Excerpts from an interface dataset

⟨

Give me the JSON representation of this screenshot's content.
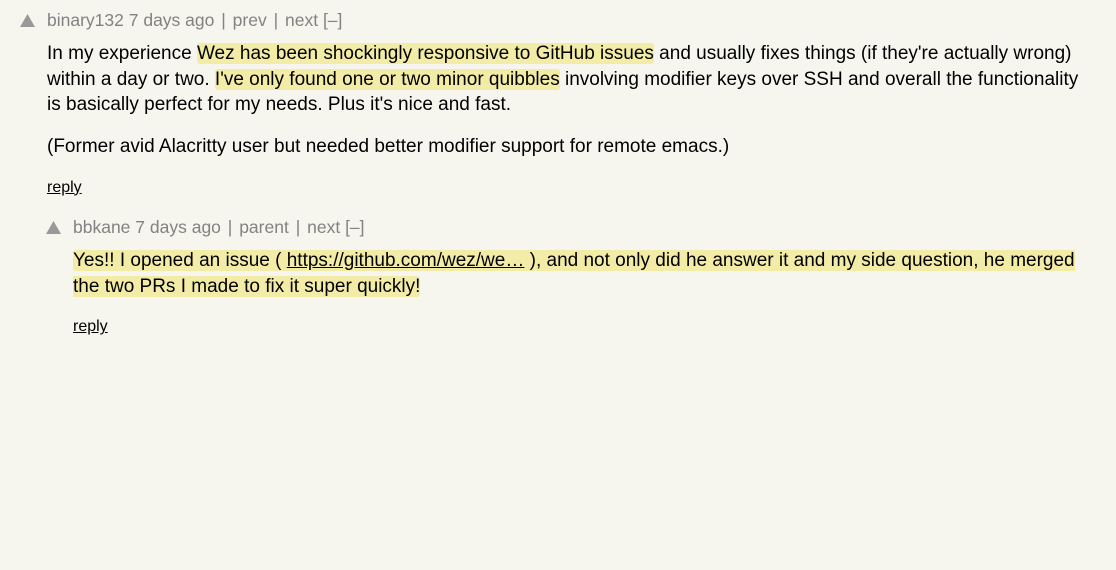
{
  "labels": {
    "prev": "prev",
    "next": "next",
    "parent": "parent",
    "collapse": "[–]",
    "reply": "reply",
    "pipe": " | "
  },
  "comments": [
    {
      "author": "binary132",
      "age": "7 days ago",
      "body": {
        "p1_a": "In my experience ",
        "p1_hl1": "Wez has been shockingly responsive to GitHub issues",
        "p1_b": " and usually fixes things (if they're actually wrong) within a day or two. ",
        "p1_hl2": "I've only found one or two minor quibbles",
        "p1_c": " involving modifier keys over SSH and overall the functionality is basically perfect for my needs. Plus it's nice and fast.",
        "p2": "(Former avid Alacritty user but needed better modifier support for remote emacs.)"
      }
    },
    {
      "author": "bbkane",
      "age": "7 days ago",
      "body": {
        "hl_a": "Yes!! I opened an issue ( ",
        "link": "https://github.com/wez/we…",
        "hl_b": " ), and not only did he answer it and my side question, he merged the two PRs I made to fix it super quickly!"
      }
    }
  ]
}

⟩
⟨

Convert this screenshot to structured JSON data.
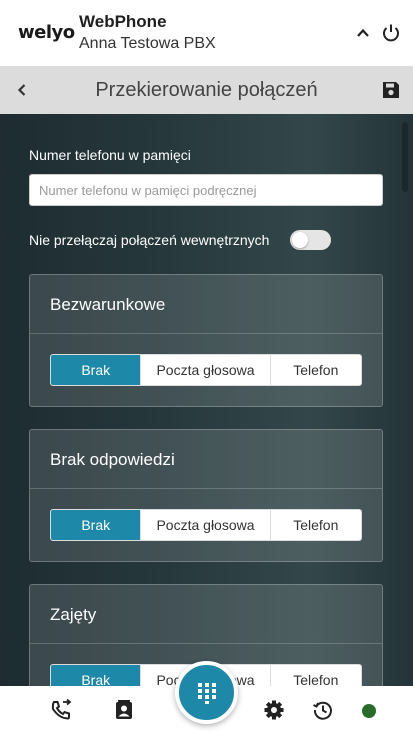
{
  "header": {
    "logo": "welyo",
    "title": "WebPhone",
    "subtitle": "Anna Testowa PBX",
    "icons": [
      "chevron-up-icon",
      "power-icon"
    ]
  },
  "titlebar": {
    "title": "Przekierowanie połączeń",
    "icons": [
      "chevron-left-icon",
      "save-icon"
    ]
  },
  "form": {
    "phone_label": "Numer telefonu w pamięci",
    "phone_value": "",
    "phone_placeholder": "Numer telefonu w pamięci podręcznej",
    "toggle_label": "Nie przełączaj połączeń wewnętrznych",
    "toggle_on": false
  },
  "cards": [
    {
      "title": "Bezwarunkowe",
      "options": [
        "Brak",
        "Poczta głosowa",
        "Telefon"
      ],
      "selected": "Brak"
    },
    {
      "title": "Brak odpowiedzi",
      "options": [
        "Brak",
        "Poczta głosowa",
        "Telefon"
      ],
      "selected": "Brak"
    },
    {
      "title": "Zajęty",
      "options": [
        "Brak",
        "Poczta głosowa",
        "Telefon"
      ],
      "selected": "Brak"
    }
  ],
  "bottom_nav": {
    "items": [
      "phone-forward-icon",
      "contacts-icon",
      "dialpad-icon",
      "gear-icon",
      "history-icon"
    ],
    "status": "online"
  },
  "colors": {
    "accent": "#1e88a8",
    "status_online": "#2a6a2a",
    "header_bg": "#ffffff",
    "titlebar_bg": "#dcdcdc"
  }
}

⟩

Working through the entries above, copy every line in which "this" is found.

Give me the JSON representation of this screenshot's content.
Convert this screenshot to structured JSON data.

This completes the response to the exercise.